It was a dark and stormy night. An older couple came into a small hotel in Philadelphia. The older gentleman said, “Would you have a room for the night?”
The young friendly and smiling clerk looked at the couple and explained, “There are three conventions in town. I’m sorry, but all of our rooms are taken. It’s 1am, and the weather is terrible outside. I can’t send a nice couple like you out in these elements. Would you be willing to sleep in my room? It’s not exactly a suite, but it will be good enough to make you folks comfortable for the night.”
First the couple declined replying, “Where are you going to sleep, young man, if you give your room to us?”
“Oh, I am young and healthy and can sleep at the reception area. I will be just fine,”
The older couple accepted the young clerk’s offer and stayed “the night in his personal room.”
The next morning, the well- rested older gentleman offered the young clerk a reward before leaving the hotel as an expression of his gratitude.
“Please don’t embarrass me with an offer of money for my room. I didn’t give you my room expecting any monetary compensation. I just wanted to help you.”
The older gentleman was really touched by the young man’s compassion and said, “Finding people who are both friendly and helpful is rare these days. You are the kind of manager who should be the boss of the best hotel in the United States. Maybe someday I’ll build one for you.”
The young clerk looked at the couple and smiled. As the older couple drove away they agreed that the helpful clerk was exceptional.
Two years passed, the young clerk was promoted to manager of the hotel. Opening his mail one day, he received “an envelope with a train ticket to New York, with an invitation letter to attend an inaugural function.”
The young hotel manager traveled to New York and was welcomed by his host, the older gentleman he had helped two years before. His host took him to the corner of fifth avenue and 34thstreet and pointed to a beautiful new palace like structure built of reddish stone, 16 stories high.
“That”, said the older gentleman, William Waldorf Astor, “is the hotel I built for you to manage.”

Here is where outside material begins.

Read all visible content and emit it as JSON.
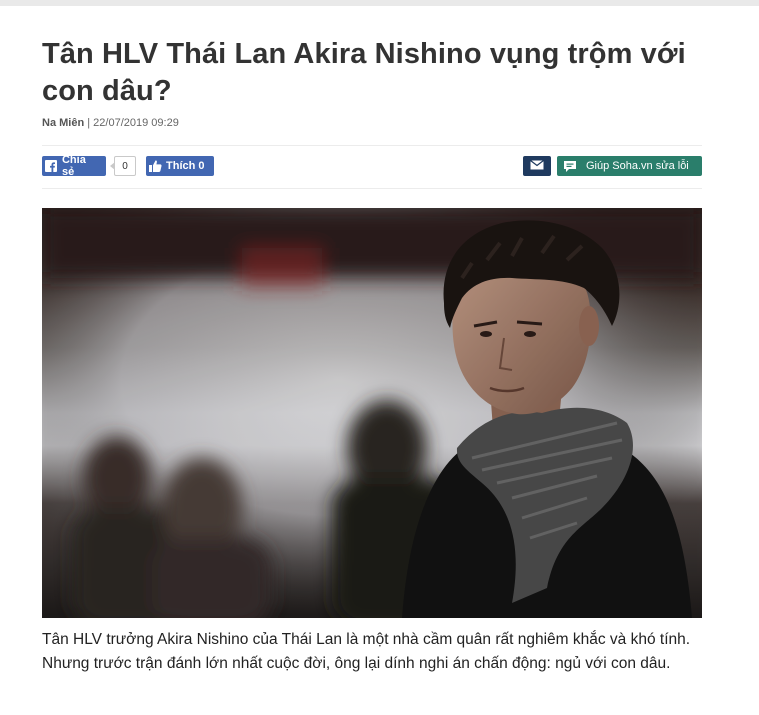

“You must be joking.” replied the young man.
“I assure you I am not.”
George C. Boldt, the former young clerk, now Manager of the hotel in Philadelphia became the Waldorf-Astoria Hotel’s first manager.

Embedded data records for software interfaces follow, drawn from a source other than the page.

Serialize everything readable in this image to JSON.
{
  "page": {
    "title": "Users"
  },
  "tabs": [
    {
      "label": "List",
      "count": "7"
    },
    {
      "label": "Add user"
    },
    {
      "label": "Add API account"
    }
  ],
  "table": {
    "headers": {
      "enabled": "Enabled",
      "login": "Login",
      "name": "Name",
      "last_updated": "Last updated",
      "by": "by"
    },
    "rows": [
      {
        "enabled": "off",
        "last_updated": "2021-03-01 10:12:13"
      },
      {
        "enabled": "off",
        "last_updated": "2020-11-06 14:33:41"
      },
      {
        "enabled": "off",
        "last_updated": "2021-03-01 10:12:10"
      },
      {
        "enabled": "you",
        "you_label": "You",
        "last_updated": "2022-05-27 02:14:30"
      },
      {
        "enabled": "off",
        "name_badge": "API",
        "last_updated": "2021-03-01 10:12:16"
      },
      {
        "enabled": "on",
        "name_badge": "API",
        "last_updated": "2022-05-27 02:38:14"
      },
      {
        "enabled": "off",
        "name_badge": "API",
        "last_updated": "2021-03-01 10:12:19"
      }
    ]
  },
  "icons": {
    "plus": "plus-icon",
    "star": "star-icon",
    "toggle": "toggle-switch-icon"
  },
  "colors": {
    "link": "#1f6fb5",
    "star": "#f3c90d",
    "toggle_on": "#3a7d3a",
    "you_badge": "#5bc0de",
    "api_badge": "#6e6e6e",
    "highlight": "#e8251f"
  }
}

The Waldorf Astoria Hotel was the first luxury hotel complete with electricity, private bathrooms, amenities, and service. The Waldorf Astoria symbolized elegance and grace.
Building Strong Relationships and Connecting with Others:
George C. Boldt was compassionate, kind, and selfless to others. He played at a higher level than was required, and the payoff was making a difference in the world to the person he had the opportunity to help. That night in Philadelphia a new seed was planted and George Boldt began to build and develop a relationship with William Waldorf Astor and his wife Nancy Astor. It’s about building and developing relationships. Connecting with others.
The Gold Standard of Customer Service at Hotels: Hospitality at Its Best
George C. Boldt as Manager of the Waldorf Astoria Hotel set the “gold standard of hospitality” with legendary levels of humility, that inspired and motivated his staff of employees to follow his example. Boldt built the “blueprints of today’s growing luxury hotel industry.”
Building Customer Loyalty
1) By his leadership example he modeled and trained his staff to be helpful, kind, compassionate, to create an extraordinary customer experience. “The customer was always right!”
2) He introduced room service.
3) His senior staff inspected the lobby around-the-clock to keep the area tidy and inviting for his guests.
4) He insisted that all guests must have fresh flowers and a copy of the day’s newspaper in their rooms.
5) At the Waldorf Astoria Hotel restaurant, the food was delicious and impeccably served.
George C. Boldt said, “Make the Waldorf so comfortable they will never go to another place.”
For over 100 years the Waldorf Astoria symbolized elegance and grace. He was the manager for 23 years until his death in 1916.
Helped Others: Selflessness
George C. Boldt’s son, George C Boldt, Jr said, “his father, George C. Boldt, Sr., always sympathized with an eager student whose only impediment to higher education was a lack of funds.” During his life George C. Boldt “helped put at least 75 young men through college, doing this anonymously.”
George C. Boldt “also assisted those in business who were having financial difficulties and told employees at his hotels if they were having monetary problems, his door was always open to them.”
He also donated to “Cornell University, the American Red Cross, many local hospitals and built a library at Alexandria Bay, New York”.
George C. Boldt taught his son, George C Boldt, Jr and daughter, Clover Louise Boldt to help others too. They donated to Cornell University and other worthy causes.
What can you do to improve customer loyalty at your business?
What will your legacy be and who will you help?
Madeline Frank, Ph.D. is an Amazon.com Best Selling Author, speaker, business owner, teacher, conductor, and concert artist. She helps businesses and organizations “Tune Up their Business”. Her observations show you the blue prints necessary to improve and keep your business successful. Her latest book “Leadership On A Shoestring Budget” is available everywhere books are sold. If you need a speaker contact Madeline at: firstname.lastname@example.org